Deborah Schneiderman is a Professor of Interior Design in the School of Design at Pratt Institute. She is also a registered architect and the principal and founder of deSc: architecture/design/research, a Brooklyn based research practice. Schneiderman’s scholarship and teaching explore the emerging fabricated interior environment, and her research has been widely published in both commercial as well as academic spaces. Schneiderman holds a BS in Design and Environmental Analysis from Cornell University and a Master of Architecture (MArch) from SCI-Arc.
We had a chance to sit down recently with Deborah and hear some of her thoughts about upcoming trends in the industry:
What is something that really excites you in your work right now?
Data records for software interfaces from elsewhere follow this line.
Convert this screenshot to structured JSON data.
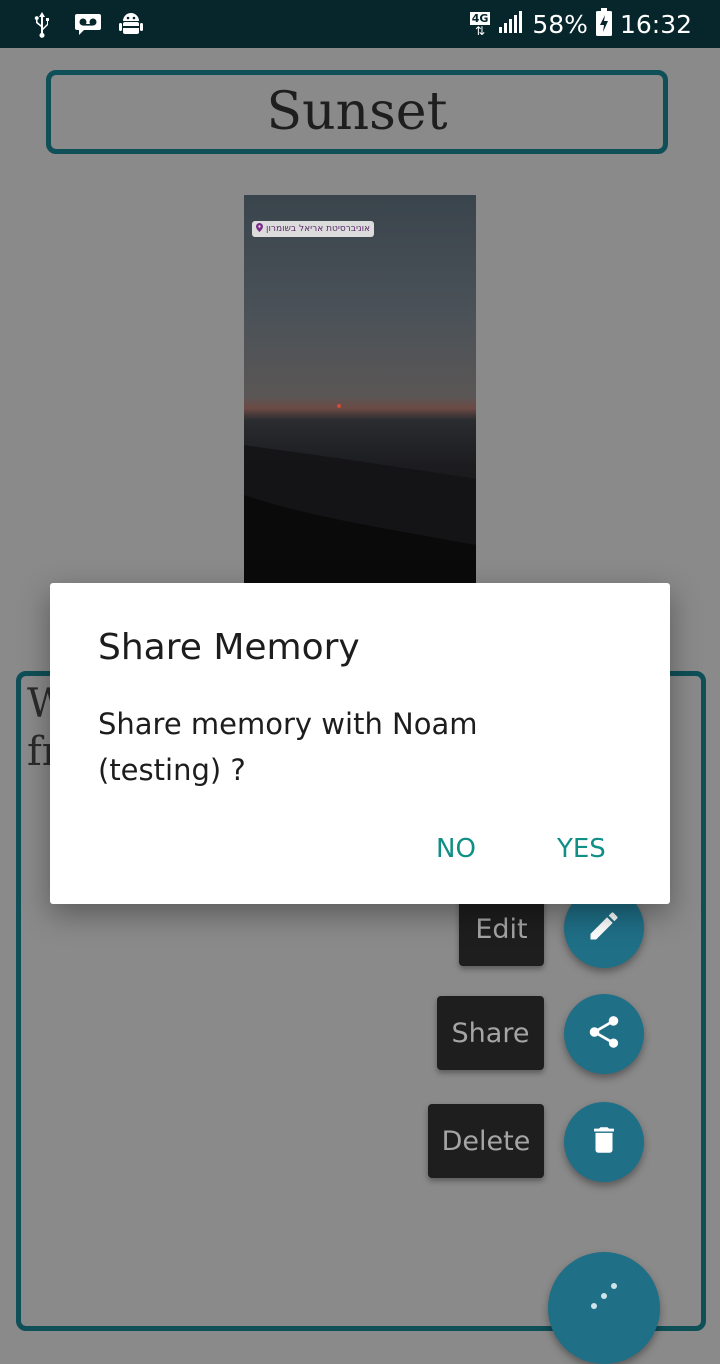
{
  "status_bar": {
    "battery": "58%",
    "time": "16:32",
    "network": "4G",
    "icons": [
      "usb-icon",
      "voicemail-icon",
      "android-debug-icon",
      "network-4g-icon",
      "signal-icon",
      "battery-charging-icon"
    ]
  },
  "memory": {
    "title": "Sunset",
    "photo_tag": "אוניברסיטת אריאל בשומרון",
    "description_fragment": "W\nfr"
  },
  "fab_menu": {
    "edit_label": "Edit",
    "share_label": "Share",
    "delete_label": "Delete",
    "icons": [
      "edit-icon",
      "share-icon",
      "delete-icon",
      "dots-icon"
    ]
  },
  "dialog": {
    "title": "Share Memory",
    "message": "Share memory with Noam (testing) ?",
    "no_label": "NO",
    "yes_label": "YES"
  },
  "colors": {
    "accent": "#0f8f86",
    "fab": "#1f6f87",
    "border": "#0f4f58",
    "status_bar": "#06262c"
  }
}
In my own work and my work with my students I am excited about considering the performative value of the decorated surface. This can be accomplished through both hand-making and technological intervention. Wallpaper and other decorative surface items might unfold to serve a function and/or they might incorporate digital technologies to both capture and provide energy. I am also interested in the idea that surface design elements can be reusable and relocatable which would allow renters and more mobile individuals to apply, easily remove and relocate designed surface elements.
What surface design trends do you see emerging in the home decor industry?
There certainly has been a surge in the appreciation of wallpaper in the past several years. I find that the trend is for a more functional and performative interior and this includes surface design.